Two-phase, Counter-current System
When introducing the liquid phase in to our system, with the gas phase flow still present, the relationship between the pressure drops and flow rates become complicated to model theoretically.
These correlations were found by researchers for engineers to use to design and analyze their systems. There are two lines that indicate two different conditions: A – loading point, B – flooding point. The loading point is when the pressure gradient of the gas phase can significantly counterbalance the weight of the liquid phase. At this point, we begin to see some liquid hold up in the distillation column. The loading point is the beginning to the approach to the flooding point. From the graph, you can see if the superficial velocity is slightly increased from the loading point, we quickly reach the flooding point. The flooding point is characterized by rapidly increasing pressure drop and you can genuinely see some liquid hold up in the tower. We have already discussed the issues that arise when the flooding point is reached.
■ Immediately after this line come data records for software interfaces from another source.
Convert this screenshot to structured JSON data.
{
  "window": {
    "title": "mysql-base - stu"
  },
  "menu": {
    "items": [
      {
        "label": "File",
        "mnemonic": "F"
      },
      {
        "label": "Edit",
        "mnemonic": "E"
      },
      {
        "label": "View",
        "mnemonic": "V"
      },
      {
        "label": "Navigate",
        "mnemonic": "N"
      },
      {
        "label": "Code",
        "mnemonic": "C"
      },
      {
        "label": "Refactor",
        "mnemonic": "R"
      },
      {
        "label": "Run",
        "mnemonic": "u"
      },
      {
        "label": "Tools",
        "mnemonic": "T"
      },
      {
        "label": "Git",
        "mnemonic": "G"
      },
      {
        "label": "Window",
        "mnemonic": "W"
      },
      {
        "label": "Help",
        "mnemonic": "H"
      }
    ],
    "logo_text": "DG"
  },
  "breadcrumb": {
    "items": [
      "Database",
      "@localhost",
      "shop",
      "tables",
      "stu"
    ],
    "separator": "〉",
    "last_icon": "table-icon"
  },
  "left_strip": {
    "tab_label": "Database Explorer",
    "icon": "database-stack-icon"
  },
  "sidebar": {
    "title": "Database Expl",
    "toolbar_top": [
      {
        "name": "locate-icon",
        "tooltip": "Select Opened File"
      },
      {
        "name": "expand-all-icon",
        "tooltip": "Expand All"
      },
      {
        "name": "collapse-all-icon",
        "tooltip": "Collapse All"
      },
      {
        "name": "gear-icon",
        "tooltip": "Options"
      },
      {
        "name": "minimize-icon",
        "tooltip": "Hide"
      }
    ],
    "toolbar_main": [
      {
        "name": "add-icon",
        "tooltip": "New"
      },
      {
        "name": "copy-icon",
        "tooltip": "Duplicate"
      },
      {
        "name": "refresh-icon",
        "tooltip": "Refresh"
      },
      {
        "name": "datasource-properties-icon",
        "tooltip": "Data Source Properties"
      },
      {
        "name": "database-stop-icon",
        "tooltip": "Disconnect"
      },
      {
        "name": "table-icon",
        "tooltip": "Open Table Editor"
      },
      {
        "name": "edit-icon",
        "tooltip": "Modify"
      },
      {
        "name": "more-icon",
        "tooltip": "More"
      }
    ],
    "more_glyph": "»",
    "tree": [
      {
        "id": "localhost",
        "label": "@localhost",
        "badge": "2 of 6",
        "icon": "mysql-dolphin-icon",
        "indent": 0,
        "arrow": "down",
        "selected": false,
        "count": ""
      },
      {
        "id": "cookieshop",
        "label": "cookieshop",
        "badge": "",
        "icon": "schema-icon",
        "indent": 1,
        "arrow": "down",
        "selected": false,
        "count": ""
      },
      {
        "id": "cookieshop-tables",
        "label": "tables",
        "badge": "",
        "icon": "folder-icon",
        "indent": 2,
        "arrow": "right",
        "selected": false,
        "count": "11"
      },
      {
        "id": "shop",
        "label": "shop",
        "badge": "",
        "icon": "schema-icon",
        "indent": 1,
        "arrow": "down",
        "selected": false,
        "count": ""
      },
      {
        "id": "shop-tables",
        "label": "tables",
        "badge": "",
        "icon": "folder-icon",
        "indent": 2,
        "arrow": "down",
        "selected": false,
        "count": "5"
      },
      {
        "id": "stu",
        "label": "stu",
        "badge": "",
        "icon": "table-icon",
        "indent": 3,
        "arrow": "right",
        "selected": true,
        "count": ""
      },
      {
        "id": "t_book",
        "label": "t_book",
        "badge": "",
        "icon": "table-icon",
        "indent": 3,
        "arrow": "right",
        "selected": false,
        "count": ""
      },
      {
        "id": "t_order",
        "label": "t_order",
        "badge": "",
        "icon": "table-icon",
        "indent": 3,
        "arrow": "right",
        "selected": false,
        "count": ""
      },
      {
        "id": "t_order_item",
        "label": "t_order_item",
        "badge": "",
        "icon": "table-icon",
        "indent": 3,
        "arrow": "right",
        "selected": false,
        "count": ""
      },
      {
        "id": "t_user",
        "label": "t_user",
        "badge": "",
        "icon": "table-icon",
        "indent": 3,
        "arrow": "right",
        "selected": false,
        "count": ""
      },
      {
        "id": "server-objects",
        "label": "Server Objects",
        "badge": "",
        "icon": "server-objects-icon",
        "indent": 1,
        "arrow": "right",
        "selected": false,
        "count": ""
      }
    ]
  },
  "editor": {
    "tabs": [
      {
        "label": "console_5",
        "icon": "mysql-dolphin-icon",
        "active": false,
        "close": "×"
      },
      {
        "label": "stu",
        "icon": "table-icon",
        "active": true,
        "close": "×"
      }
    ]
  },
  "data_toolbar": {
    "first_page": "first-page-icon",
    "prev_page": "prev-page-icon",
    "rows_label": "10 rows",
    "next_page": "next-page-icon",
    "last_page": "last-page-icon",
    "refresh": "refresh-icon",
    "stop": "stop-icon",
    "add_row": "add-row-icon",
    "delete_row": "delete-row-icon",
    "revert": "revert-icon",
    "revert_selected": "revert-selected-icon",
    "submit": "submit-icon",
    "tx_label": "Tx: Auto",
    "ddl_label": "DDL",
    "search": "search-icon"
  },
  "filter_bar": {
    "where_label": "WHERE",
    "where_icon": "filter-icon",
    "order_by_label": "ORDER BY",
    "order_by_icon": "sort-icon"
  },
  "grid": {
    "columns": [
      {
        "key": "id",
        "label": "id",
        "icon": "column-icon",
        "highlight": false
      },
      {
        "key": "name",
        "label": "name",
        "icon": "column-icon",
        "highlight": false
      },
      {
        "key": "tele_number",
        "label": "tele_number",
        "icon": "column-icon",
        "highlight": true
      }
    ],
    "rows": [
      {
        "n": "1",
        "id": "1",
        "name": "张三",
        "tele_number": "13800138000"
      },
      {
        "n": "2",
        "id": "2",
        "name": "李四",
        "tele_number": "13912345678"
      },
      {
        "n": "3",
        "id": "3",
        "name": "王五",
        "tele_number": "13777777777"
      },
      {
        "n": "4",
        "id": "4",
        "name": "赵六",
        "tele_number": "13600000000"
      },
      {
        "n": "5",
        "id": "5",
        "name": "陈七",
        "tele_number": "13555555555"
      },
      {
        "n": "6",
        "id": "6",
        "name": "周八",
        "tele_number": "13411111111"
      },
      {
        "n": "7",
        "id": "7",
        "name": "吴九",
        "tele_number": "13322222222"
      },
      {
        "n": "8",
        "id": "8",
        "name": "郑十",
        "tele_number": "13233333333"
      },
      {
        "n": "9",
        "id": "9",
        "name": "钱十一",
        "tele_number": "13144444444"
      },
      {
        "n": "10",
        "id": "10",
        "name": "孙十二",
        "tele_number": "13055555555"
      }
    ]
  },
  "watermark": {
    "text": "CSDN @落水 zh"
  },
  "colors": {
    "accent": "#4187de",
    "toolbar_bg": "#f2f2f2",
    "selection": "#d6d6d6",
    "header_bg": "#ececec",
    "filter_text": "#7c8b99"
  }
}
So if we know the flow of the gas phase, we can see when the tower might flood but generally it can be difficult to measure the superficial velocity of the gas phase to an accurate degree. Thankfully, scientists have found correlations between pressure drop ad the mass flow rates of both phases to determine if the column will flood or not.
By calculating the value of y and x at a certain gas and liquid flow rate, we can the approximate if column will flood or not. If the coordinate you calculated, where the numbers on each line represent the pressure drop in the system, is above or on the gas pressure drop curve, we can say the column has flooded. Coordinates close to the flooding line may be at the loading point as these two points are very close to each other.